▶ Required work
If a line of the material holds the string "icon", please copy it.

▶ Given entries
▼

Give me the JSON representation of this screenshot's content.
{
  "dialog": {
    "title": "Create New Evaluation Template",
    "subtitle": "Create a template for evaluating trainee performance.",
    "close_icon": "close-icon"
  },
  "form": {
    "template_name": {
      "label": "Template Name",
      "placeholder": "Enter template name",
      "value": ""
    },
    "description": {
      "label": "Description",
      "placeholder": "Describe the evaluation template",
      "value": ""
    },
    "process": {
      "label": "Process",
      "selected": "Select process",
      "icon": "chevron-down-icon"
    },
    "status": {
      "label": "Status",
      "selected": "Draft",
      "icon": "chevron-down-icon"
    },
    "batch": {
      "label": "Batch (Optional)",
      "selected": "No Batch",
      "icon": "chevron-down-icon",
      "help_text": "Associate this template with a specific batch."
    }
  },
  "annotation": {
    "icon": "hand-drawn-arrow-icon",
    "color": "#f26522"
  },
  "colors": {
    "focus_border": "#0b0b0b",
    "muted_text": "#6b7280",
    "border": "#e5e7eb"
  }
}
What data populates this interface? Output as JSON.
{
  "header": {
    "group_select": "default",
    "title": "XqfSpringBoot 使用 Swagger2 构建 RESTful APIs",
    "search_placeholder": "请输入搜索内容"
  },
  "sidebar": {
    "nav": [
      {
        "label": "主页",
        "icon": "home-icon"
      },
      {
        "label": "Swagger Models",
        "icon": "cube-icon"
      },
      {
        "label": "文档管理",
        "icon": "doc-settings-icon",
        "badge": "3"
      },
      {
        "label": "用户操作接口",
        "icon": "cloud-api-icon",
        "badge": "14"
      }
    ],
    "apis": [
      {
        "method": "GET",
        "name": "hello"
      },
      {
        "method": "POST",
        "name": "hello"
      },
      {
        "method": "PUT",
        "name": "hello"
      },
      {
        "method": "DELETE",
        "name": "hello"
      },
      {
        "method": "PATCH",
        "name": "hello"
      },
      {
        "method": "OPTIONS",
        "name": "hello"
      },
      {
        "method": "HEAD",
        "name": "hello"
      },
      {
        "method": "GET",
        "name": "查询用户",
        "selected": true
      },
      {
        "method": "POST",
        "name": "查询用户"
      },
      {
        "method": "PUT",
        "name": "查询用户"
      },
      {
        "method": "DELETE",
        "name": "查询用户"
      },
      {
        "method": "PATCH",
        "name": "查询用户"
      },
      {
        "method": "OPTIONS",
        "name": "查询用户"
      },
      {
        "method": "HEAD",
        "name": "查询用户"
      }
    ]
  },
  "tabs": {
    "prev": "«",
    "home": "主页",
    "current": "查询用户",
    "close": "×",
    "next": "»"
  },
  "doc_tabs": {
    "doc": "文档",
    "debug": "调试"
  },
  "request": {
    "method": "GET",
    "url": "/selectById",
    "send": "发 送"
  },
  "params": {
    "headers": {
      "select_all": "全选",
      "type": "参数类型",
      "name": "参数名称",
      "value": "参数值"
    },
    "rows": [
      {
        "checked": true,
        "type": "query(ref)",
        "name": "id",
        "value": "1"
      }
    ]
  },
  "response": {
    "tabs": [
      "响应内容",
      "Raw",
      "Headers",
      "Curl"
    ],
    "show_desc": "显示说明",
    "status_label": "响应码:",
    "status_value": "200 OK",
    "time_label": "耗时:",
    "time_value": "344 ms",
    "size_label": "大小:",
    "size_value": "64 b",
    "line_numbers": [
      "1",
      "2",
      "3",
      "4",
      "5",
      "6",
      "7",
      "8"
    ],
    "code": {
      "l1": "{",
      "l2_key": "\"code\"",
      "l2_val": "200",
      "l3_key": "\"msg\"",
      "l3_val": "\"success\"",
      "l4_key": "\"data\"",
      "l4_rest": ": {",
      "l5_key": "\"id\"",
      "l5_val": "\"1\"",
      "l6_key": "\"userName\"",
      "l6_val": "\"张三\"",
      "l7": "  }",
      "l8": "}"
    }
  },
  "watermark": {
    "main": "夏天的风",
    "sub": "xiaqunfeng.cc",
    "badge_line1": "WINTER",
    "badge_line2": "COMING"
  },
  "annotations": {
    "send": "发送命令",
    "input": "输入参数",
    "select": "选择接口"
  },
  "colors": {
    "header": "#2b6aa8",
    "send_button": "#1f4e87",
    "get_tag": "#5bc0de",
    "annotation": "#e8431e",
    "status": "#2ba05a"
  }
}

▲

▶ Finished task
    "close_icon": "close-icon"
      "icon": "chevron-down-icon"
      "icon": "chevron-down-icon"
      "icon": "chevron-down-icon",
    "icon": "hand-drawn-arrow-icon",
        "icon": "home-icon"
        "icon": "cube-icon"
        "icon": "doc-settings-icon",
        "icon": "cloud-api-icon",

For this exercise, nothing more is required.